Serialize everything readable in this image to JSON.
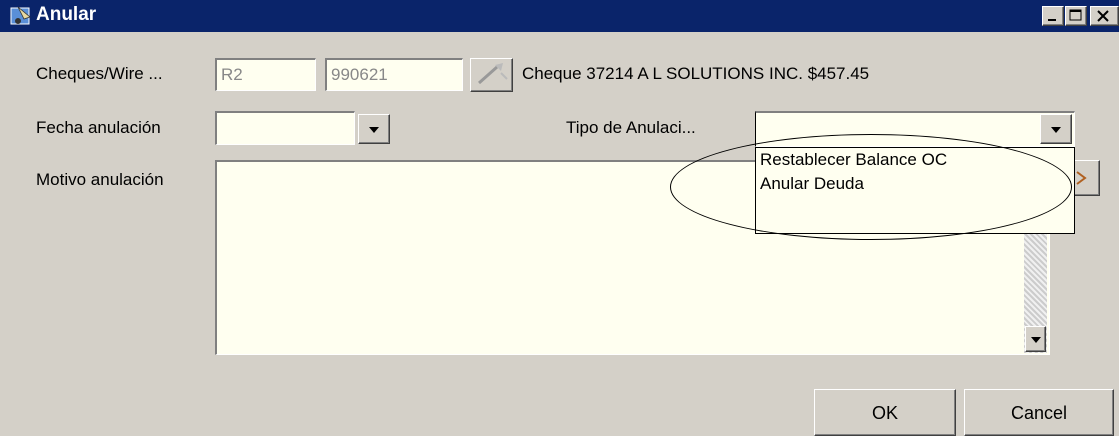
{
  "window": {
    "title": "Anular"
  },
  "form": {
    "cheques_label": "Cheques/Wire ...",
    "cheque_field1": "R2",
    "cheque_field2": "990621",
    "cheque_info": "Cheque 37214 A L SOLUTIONS INC. $457.45",
    "fecha_label": "Fecha anulación",
    "fecha_value": "",
    "tipo_label": "Tipo de Anulaci...",
    "tipo_value": "",
    "motivo_label": "Motivo anulación",
    "motivo_value": ""
  },
  "dropdown": {
    "options": [
      "Restablecer Balance OC",
      "Anular Deuda"
    ]
  },
  "buttons": {
    "ok": "OK",
    "cancel": "Cancel"
  },
  "icons": {
    "window": "app-icon",
    "lookup": "wand-lookup-icon"
  },
  "colors": {
    "titlebar": "#0a246a",
    "field_bg": "#fffff0",
    "face": "#d4d0c8"
  }
}
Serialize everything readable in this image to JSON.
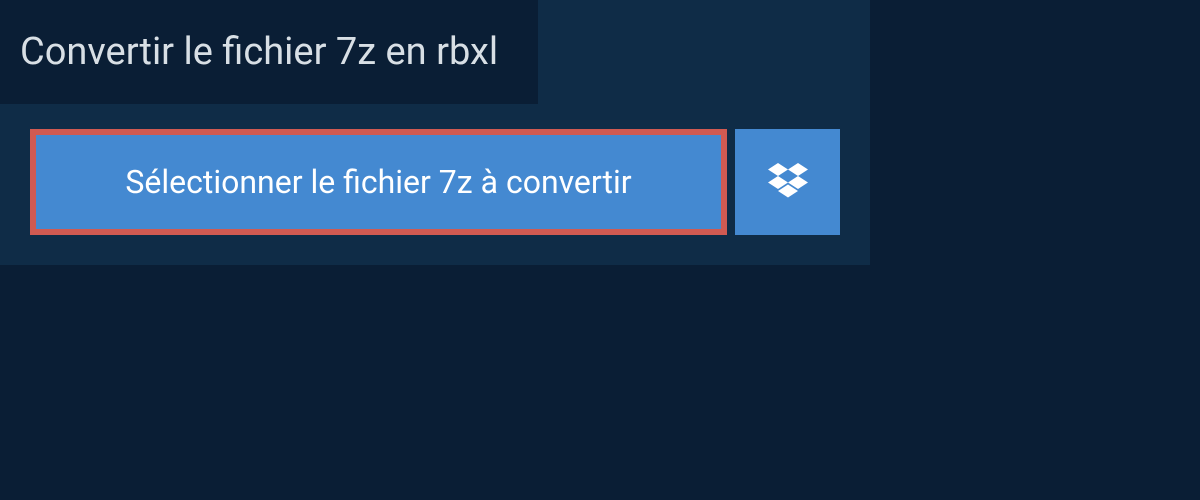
{
  "header": {
    "title": "Convertir le fichier 7z en rbxl"
  },
  "actions": {
    "select_file_label": "Sélectionner le fichier 7z à convertir"
  },
  "colors": {
    "page_bg": "#0a1e35",
    "panel_bg": "#0f2c47",
    "button_bg": "#4489d1",
    "highlight_border": "#d05a52",
    "text_light": "#d8dfe5",
    "text_white": "#ffffff"
  }
}
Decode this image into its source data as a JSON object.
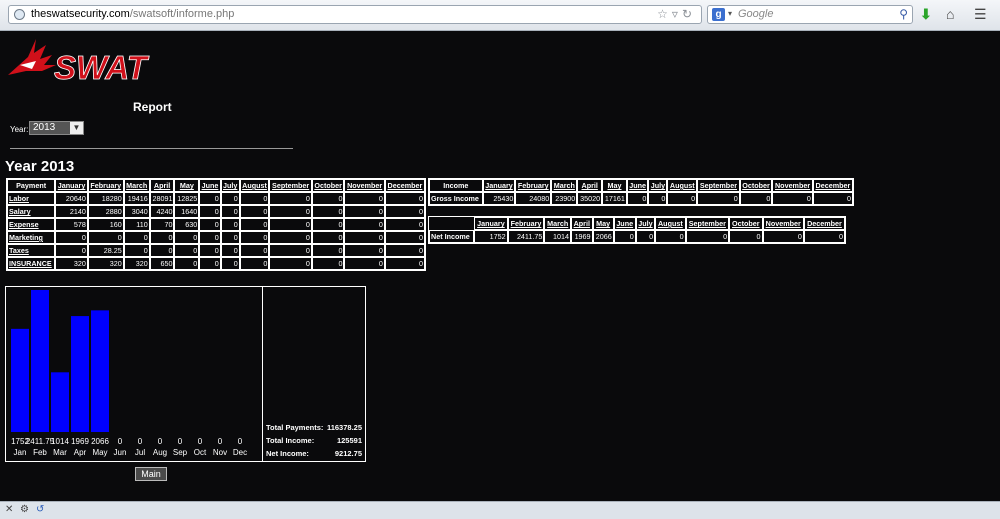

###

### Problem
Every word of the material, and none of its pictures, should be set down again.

### Exercise response
Serialize everything readable in this image to JSON.
{
  "window": {
    "title": "Anular"
  },
  "form": {
    "cheques_label": "Cheques/Wire ...",
    "cheque_field1": "R2",
    "cheque_field2": "990621",
    "cheque_info": "Cheque 37214 A L SOLUTIONS INC. $457.45",
    "fecha_label": "Fecha anulación",
    "fecha_value": "",
    "tipo_label": "Tipo de Anulaci...",
    "tipo_value": "",
    "motivo_label": "Motivo anulación",
    "motivo_value": ""
  },
  "dropdown": {
    "options": [
      "Restablecer Balance OC",
      "Anular Deuda"
    ]
  },
  "buttons": {
    "ok": "OK",
    "cancel": "Cancel"
  },
  "icons": {
    "window": "app-icon",
    "lookup": "wand-lookup-icon"
  },
  "colors": {
    "titlebar": "#0a246a",
    "field_bg": "#fffff0",
    "face": "#d4d0c8"
  }
}
Serialize everything readable in this image to JSON.
{
  "header": {
    "title": "Convertir le fichier 7z en rbxl"
  },
  "actions": {
    "select_file_label": "Sélectionner le fichier 7z à convertir"
  },
  "colors": {
    "page_bg": "#0a1e35",
    "panel_bg": "#0f2c47",
    "button_bg": "#4489d1",
    "highlight_border": "#d05a52",
    "text_light": "#d8dfe5",
    "text_white": "#ffffff"
  }
}
Decode this image into its source data as a JSON object.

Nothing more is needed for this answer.